§ **SOURCE RECORDS**:
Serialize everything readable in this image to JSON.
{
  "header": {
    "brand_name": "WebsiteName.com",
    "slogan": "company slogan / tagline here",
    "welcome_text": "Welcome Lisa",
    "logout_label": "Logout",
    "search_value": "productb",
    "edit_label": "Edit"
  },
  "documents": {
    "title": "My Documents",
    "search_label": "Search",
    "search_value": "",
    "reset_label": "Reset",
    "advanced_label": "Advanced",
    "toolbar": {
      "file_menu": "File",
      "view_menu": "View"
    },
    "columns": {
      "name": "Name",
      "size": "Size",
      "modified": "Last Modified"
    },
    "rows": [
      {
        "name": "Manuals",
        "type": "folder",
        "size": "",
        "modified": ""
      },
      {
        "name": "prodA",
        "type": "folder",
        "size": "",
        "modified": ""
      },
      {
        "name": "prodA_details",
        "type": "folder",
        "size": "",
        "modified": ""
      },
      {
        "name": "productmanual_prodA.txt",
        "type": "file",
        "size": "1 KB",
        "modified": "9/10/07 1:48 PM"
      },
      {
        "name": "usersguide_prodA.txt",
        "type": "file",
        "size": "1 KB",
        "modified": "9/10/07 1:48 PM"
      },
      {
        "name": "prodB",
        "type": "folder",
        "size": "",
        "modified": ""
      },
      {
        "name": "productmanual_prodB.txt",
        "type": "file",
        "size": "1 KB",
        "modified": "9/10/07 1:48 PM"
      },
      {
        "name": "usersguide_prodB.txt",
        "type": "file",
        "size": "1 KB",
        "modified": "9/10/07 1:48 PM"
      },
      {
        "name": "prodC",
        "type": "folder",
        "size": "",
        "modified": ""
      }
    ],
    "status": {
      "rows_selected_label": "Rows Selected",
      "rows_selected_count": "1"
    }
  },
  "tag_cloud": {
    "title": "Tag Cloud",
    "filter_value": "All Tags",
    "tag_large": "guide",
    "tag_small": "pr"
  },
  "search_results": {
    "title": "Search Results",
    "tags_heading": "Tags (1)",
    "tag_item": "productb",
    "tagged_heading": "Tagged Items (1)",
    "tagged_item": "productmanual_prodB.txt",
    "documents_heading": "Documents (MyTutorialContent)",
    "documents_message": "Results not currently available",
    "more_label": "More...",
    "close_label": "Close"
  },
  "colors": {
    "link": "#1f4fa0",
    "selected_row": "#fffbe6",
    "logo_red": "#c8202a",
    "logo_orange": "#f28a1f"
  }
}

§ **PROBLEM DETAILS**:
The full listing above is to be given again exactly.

§ **ANSWER AREA**:
Serialize everything readable in this image to JSON.
{
  "header": {
    "brand_name": "WebsiteName.com",
    "slogan": "company slogan / tagline here",
    "welcome_text": "Welcome Lisa",
    "logout_label": "Logout",
    "search_value": "productb",
    "edit_label": "Edit"
  },
  "documents": {
    "title": "My Documents",
    "search_label": "Search",
    "search_value": "",
    "reset_label": "Reset",
    "advanced_label": "Advanced",
    "toolbar": {
      "file_menu": "File",
      "view_menu": "View"
    },
    "columns": {
      "name": "Name",
      "size": "Size",
      "modified": "Last Modified"
    },
    "rows": [
      {
        "name": "Manuals",
        "type": "folder",
        "size": "",
        "modified": ""
      },
      {
        "name": "prodA",
        "type": "folder",
        "size": "",
        "modified": ""
      },
      {
        "name": "prodA_details",
        "type": "folder",
        "size": "",
        "modified": ""
      },
      {
        "name": "productmanual_prodA.txt",
        "type": "file",
        "size": "1 KB",
        "modified": "9/10/07 1:48 PM"
      },
      {
        "name": "usersguide_prodA.txt",
        "type": "file",
        "size": "1 KB",
        "modified": "9/10/07 1:48 PM"
      },
      {
        "name": "prodB",
        "type": "folder",
        "size": "",
        "modified": ""
      },
      {
        "name": "productmanual_prodB.txt",
        "type": "file",
        "size": "1 KB",
        "modified": "9/10/07 1:48 PM"
      },
      {
        "name": "usersguide_prodB.txt",
        "type": "file",
        "size": "1 KB",
        "modified": "9/10/07 1:48 PM"
      },
      {
        "name": "prodC",
        "type": "folder",
        "size": "",
        "modified": ""
      }
    ],
    "status": {
      "rows_selected_label": "Rows Selected",
      "rows_selected_count": "1"
    }
  },
  "tag_cloud": {
    "title": "Tag Cloud",
    "filter_value": "All Tags",
    "tag_large": "guide",
    "tag_small": "pr"
  },
  "search_results": {
    "title": "Search Results",
    "tags_heading": "Tags (1)",
    "tag_item": "productb",
    "tagged_heading": "Tagged Items (1)",
    "tagged_item": "productmanual_prodB.txt",
    "documents_heading": "Documents (MyTutorialContent)",
    "documents_message": "Results not currently available",
    "more_label": "More...",
    "close_label": "Close"
  },
  "colors": {
    "link": "#1f4fa0",
    "selected_row": "#fffbe6",
    "logo_red": "#c8202a",
    "logo_orange": "#f28a1f"
  }
}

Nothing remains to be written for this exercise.